(Stored entries)
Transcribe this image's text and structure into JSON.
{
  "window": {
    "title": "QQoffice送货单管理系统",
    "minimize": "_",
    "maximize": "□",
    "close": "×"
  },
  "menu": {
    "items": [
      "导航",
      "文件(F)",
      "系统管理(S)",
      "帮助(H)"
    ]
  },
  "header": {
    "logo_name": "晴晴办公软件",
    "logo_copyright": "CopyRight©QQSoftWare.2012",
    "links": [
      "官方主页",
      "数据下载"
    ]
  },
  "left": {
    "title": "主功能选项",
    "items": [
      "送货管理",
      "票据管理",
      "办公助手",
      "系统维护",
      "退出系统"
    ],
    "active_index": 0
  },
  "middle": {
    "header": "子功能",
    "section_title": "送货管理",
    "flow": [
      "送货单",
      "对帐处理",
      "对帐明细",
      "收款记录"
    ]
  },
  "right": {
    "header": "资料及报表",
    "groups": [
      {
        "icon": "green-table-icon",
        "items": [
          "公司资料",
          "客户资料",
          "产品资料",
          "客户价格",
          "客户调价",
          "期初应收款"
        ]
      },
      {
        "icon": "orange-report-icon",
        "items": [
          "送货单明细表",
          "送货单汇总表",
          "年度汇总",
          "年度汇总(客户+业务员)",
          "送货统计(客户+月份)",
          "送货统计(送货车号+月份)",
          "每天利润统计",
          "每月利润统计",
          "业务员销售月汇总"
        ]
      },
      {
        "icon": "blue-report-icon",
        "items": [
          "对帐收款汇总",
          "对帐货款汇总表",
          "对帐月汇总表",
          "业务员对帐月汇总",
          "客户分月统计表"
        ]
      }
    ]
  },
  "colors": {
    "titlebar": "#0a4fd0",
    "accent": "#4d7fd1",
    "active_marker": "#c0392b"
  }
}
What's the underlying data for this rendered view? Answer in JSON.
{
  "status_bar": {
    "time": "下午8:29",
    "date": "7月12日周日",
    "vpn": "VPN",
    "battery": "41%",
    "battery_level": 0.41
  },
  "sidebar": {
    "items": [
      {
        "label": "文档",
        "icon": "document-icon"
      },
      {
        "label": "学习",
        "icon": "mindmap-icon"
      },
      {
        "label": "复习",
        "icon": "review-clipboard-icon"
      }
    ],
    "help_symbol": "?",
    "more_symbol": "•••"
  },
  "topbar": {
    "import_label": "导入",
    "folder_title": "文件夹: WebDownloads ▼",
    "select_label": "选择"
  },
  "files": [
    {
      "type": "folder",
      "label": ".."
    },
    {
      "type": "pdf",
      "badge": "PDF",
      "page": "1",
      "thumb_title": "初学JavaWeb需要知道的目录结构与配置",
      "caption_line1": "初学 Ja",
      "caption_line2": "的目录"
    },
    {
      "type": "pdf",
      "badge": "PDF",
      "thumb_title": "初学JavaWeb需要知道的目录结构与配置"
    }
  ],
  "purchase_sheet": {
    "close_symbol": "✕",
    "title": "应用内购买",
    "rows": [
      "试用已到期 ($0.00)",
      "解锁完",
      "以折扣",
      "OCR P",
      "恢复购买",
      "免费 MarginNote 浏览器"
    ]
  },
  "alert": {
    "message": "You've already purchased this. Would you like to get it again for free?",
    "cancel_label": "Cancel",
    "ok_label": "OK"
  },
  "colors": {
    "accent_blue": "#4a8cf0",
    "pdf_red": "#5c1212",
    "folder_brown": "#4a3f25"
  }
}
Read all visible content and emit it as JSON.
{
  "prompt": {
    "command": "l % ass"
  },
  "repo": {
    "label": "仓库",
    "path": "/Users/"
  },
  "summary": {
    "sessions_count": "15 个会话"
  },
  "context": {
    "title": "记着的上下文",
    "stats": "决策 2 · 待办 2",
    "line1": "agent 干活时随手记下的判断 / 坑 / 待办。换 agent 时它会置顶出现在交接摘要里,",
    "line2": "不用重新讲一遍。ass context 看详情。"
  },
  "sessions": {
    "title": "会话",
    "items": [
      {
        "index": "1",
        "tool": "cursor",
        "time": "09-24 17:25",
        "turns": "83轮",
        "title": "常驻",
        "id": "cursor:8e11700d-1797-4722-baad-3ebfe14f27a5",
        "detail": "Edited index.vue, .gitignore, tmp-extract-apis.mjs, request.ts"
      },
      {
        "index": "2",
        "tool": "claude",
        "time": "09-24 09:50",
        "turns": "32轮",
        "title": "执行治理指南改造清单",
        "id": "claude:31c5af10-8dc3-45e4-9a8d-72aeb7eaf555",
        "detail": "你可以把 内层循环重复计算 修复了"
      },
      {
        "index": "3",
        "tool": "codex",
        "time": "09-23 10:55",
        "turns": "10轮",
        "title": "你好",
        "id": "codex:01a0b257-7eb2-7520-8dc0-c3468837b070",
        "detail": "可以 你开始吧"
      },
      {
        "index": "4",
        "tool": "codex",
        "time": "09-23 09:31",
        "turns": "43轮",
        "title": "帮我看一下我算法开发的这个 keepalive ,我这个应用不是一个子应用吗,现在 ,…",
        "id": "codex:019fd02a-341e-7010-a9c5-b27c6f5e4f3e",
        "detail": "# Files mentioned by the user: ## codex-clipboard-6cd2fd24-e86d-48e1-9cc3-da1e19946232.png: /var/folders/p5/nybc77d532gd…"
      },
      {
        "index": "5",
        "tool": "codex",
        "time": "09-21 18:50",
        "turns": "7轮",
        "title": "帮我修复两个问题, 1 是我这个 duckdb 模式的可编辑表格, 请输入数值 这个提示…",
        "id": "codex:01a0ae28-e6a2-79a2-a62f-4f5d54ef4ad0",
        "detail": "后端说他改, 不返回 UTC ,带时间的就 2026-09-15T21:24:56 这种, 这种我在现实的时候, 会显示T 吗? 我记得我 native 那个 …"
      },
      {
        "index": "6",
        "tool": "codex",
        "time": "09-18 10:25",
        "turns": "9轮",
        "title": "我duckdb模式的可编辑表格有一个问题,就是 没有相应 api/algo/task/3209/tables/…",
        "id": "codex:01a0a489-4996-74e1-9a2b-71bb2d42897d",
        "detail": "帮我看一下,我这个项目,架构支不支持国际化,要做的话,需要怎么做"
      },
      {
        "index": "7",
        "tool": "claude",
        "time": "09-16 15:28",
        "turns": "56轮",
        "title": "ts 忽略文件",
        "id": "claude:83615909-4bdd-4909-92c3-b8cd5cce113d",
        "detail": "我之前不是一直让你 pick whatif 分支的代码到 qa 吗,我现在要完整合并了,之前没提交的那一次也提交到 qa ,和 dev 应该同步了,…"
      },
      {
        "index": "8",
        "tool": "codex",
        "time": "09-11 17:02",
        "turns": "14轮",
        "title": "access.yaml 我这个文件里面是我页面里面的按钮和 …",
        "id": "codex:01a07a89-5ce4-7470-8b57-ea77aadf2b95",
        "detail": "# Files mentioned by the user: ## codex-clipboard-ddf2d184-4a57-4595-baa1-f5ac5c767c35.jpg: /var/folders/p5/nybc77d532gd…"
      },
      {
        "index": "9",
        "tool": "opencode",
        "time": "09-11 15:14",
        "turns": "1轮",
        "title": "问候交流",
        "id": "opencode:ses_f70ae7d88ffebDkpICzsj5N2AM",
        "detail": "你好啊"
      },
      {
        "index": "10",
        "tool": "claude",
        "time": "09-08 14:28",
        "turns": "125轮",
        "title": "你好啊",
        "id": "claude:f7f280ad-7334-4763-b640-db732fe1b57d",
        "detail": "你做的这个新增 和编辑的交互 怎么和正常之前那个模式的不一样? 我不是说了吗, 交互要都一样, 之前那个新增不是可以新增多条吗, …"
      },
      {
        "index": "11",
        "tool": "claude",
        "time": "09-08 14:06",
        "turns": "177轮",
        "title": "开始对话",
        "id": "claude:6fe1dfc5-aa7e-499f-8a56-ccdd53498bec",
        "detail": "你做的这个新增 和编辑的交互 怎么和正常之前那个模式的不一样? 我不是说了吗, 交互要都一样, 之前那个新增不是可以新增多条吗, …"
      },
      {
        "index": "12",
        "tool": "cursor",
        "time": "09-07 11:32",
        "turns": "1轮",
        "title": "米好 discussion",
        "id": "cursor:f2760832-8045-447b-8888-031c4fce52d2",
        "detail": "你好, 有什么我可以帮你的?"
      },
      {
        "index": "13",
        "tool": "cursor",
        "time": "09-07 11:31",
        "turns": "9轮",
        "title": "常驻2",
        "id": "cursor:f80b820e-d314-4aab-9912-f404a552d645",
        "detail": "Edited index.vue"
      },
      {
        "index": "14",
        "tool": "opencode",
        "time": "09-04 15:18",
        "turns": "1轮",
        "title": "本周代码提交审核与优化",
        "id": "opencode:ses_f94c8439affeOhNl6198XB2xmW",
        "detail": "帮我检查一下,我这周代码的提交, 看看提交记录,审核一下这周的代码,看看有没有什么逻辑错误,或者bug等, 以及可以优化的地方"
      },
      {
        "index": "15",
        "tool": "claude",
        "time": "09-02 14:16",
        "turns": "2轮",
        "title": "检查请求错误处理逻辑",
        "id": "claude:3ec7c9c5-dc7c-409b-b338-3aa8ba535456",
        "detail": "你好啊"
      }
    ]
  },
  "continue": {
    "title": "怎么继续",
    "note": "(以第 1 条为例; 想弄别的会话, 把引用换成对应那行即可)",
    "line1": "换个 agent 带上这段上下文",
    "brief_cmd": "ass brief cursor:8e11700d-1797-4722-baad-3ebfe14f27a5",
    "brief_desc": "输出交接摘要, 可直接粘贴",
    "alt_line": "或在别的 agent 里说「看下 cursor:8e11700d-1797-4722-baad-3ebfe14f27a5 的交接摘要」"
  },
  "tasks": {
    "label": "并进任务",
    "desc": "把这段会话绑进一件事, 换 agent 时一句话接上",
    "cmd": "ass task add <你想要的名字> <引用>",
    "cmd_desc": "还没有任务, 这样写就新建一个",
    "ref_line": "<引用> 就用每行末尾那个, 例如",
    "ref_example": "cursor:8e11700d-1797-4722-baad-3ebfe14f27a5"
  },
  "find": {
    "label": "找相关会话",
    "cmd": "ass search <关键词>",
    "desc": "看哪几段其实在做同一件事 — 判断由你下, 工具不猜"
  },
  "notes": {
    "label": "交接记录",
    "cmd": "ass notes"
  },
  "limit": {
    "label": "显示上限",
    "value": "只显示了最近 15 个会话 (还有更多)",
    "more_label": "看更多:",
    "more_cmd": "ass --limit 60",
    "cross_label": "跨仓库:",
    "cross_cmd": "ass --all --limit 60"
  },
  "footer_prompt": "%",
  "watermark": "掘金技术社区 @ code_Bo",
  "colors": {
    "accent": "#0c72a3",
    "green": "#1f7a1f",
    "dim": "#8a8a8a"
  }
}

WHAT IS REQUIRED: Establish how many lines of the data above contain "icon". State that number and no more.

PROBLEM SOLUTION: 6